Assignment: Where in the material does the word "operator" appear? Copy each line that has it.
*** Dataset content Section Begins ***
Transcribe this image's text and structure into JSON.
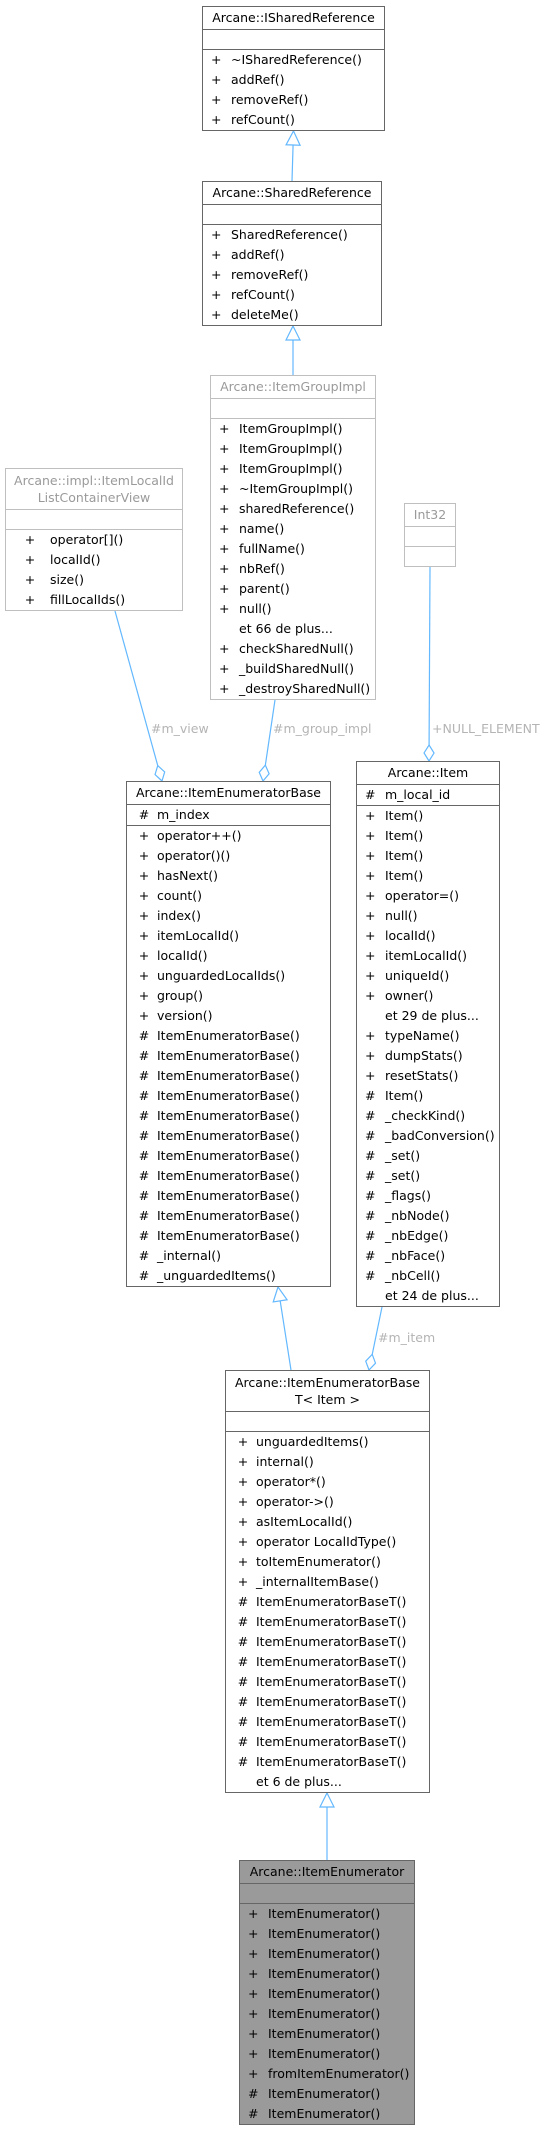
{
  "diagram": {
    "colors": {
      "edge": "#63b8ff",
      "box_border": "#666666",
      "focus_fill": "#9a9a9a",
      "label": "#b4b4b4"
    },
    "classes": {
      "ishared": {
        "title": "Arcane::ISharedReference",
        "members": [
          {
            "v": "+",
            "n": "~ISharedReference()"
          },
          {
            "v": "+",
            "n": "addRef()"
          },
          {
            "v": "+",
            "n": "removeRef()"
          },
          {
            "v": "+",
            "n": "refCount()"
          }
        ]
      },
      "sharedref": {
        "title": "Arcane::SharedReference",
        "members": [
          {
            "v": "+",
            "n": "SharedReference()"
          },
          {
            "v": "+",
            "n": "addRef()"
          },
          {
            "v": "+",
            "n": "removeRef()"
          },
          {
            "v": "+",
            "n": "refCount()"
          },
          {
            "v": "+",
            "n": "deleteMe()"
          }
        ]
      },
      "itemgroupimpl": {
        "title": "Arcane::ItemGroupImpl",
        "members": [
          {
            "v": "+",
            "n": "ItemGroupImpl()"
          },
          {
            "v": "+",
            "n": "ItemGroupImpl()"
          },
          {
            "v": "+",
            "n": "ItemGroupImpl()"
          },
          {
            "v": "+",
            "n": "~ItemGroupImpl()"
          },
          {
            "v": "+",
            "n": "sharedReference()"
          },
          {
            "v": "+",
            "n": "name()"
          },
          {
            "v": "+",
            "n": "fullName()"
          },
          {
            "v": "+",
            "n": "nbRef()"
          },
          {
            "v": "+",
            "n": "parent()"
          },
          {
            "v": "+",
            "n": "null()"
          },
          {
            "v": "",
            "n": "et 66 de plus..."
          },
          {
            "v": "+",
            "n": "checkSharedNull()"
          },
          {
            "v": "+",
            "n": "_buildSharedNull()"
          },
          {
            "v": "+",
            "n": "_destroySharedNull()"
          }
        ]
      },
      "localid": {
        "title_line1": "Arcane::impl::ItemLocalId",
        "title_line2": "ListContainerView",
        "members": [
          {
            "v": "+",
            "n": "operator[]()"
          },
          {
            "v": "+",
            "n": "localId()"
          },
          {
            "v": "+",
            "n": "size()"
          },
          {
            "v": "+",
            "n": "fillLocalIds()"
          }
        ]
      },
      "int32": {
        "title": "Int32"
      },
      "item": {
        "title": "Arcane::Item",
        "attrs": [
          {
            "v": "#",
            "n": "m_local_id"
          }
        ],
        "members": [
          {
            "v": "+",
            "n": "Item()"
          },
          {
            "v": "+",
            "n": "Item()"
          },
          {
            "v": "+",
            "n": "Item()"
          },
          {
            "v": "+",
            "n": "Item()"
          },
          {
            "v": "+",
            "n": "operator=()"
          },
          {
            "v": "+",
            "n": "null()"
          },
          {
            "v": "+",
            "n": "localId()"
          },
          {
            "v": "+",
            "n": "itemLocalId()"
          },
          {
            "v": "+",
            "n": "uniqueId()"
          },
          {
            "v": "+",
            "n": "owner()"
          },
          {
            "v": "",
            "n": "et 29 de plus..."
          },
          {
            "v": "+",
            "n": "typeName()"
          },
          {
            "v": "+",
            "n": "dumpStats()"
          },
          {
            "v": "+",
            "n": "resetStats()"
          },
          {
            "v": "#",
            "n": "Item()"
          },
          {
            "v": "#",
            "n": "_checkKind()"
          },
          {
            "v": "#",
            "n": "_badConversion()"
          },
          {
            "v": "#",
            "n": "_set()"
          },
          {
            "v": "#",
            "n": "_set()"
          },
          {
            "v": "#",
            "n": "_flags()"
          },
          {
            "v": "#",
            "n": "_nbNode()"
          },
          {
            "v": "#",
            "n": "_nbEdge()"
          },
          {
            "v": "#",
            "n": "_nbFace()"
          },
          {
            "v": "#",
            "n": "_nbCell()"
          },
          {
            "v": "",
            "n": "et 24 de plus..."
          }
        ]
      },
      "enumbase": {
        "title": "Arcane::ItemEnumeratorBase",
        "attrs": [
          {
            "v": "#",
            "n": "m_index"
          }
        ],
        "members": [
          {
            "v": "+",
            "n": "operator++()"
          },
          {
            "v": "+",
            "n": "operator()()"
          },
          {
            "v": "+",
            "n": "hasNext()"
          },
          {
            "v": "+",
            "n": "count()"
          },
          {
            "v": "+",
            "n": "index()"
          },
          {
            "v": "+",
            "n": "itemLocalId()"
          },
          {
            "v": "+",
            "n": "localId()"
          },
          {
            "v": "+",
            "n": "unguardedLocalIds()"
          },
          {
            "v": "+",
            "n": "group()"
          },
          {
            "v": "+",
            "n": "version()"
          },
          {
            "v": "#",
            "n": "ItemEnumeratorBase()"
          },
          {
            "v": "#",
            "n": "ItemEnumeratorBase()"
          },
          {
            "v": "#",
            "n": "ItemEnumeratorBase()"
          },
          {
            "v": "#",
            "n": "ItemEnumeratorBase()"
          },
          {
            "v": "#",
            "n": "ItemEnumeratorBase()"
          },
          {
            "v": "#",
            "n": "ItemEnumeratorBase()"
          },
          {
            "v": "#",
            "n": "ItemEnumeratorBase()"
          },
          {
            "v": "#",
            "n": "ItemEnumeratorBase()"
          },
          {
            "v": "#",
            "n": "ItemEnumeratorBase()"
          },
          {
            "v": "#",
            "n": "ItemEnumeratorBase()"
          },
          {
            "v": "#",
            "n": "ItemEnumeratorBase()"
          },
          {
            "v": "#",
            "n": "_internal()"
          },
          {
            "v": "#",
            "n": "_unguardedItems()"
          }
        ]
      },
      "enumbaset": {
        "title_line1": "Arcane::ItemEnumeratorBase",
        "title_line2": "T< Item >",
        "members": [
          {
            "v": "+",
            "n": "unguardedItems()"
          },
          {
            "v": "+",
            "n": "internal()"
          },
          {
            "v": "+",
            "n": "operator*()"
          },
          {
            "v": "+",
            "n": "operator->()"
          },
          {
            "v": "+",
            "n": "asItemLocalId()"
          },
          {
            "v": "+",
            "n": "operator LocalIdType()"
          },
          {
            "v": "+",
            "n": "toItemEnumerator()"
          },
          {
            "v": "+",
            "n": "_internalItemBase()"
          },
          {
            "v": "#",
            "n": "ItemEnumeratorBaseT()"
          },
          {
            "v": "#",
            "n": "ItemEnumeratorBaseT()"
          },
          {
            "v": "#",
            "n": "ItemEnumeratorBaseT()"
          },
          {
            "v": "#",
            "n": "ItemEnumeratorBaseT()"
          },
          {
            "v": "#",
            "n": "ItemEnumeratorBaseT()"
          },
          {
            "v": "#",
            "n": "ItemEnumeratorBaseT()"
          },
          {
            "v": "#",
            "n": "ItemEnumeratorBaseT()"
          },
          {
            "v": "#",
            "n": "ItemEnumeratorBaseT()"
          },
          {
            "v": "#",
            "n": "ItemEnumeratorBaseT()"
          },
          {
            "v": "",
            "n": "et 6 de plus..."
          }
        ]
      },
      "itemenum": {
        "title": "Arcane::ItemEnumerator",
        "members": [
          {
            "v": "+",
            "n": "ItemEnumerator()"
          },
          {
            "v": "+",
            "n": "ItemEnumerator()"
          },
          {
            "v": "+",
            "n": "ItemEnumerator()"
          },
          {
            "v": "+",
            "n": "ItemEnumerator()"
          },
          {
            "v": "+",
            "n": "ItemEnumerator()"
          },
          {
            "v": "+",
            "n": "ItemEnumerator()"
          },
          {
            "v": "+",
            "n": "ItemEnumerator()"
          },
          {
            "v": "+",
            "n": "ItemEnumerator()"
          },
          {
            "v": "+",
            "n": "fromItemEnumerator()"
          },
          {
            "v": "#",
            "n": "ItemEnumerator()"
          },
          {
            "v": "#",
            "n": "ItemEnumerator()"
          }
        ]
      }
    },
    "edge_labels": {
      "m_view": "#m_view",
      "m_group_impl": "#m_group_impl",
      "null_element": "+NULL_ELEMENT",
      "m_item": "#m_item"
    }
  }
}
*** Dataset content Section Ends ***
Exercise output:
            "n": "operator[]()"
            "n": "operator=()"
            "n": "operator++()"
            "n": "operator()()"
            "n": "operator*()"
            "n": "operator->()"
            "n": "operator LocalIdType()"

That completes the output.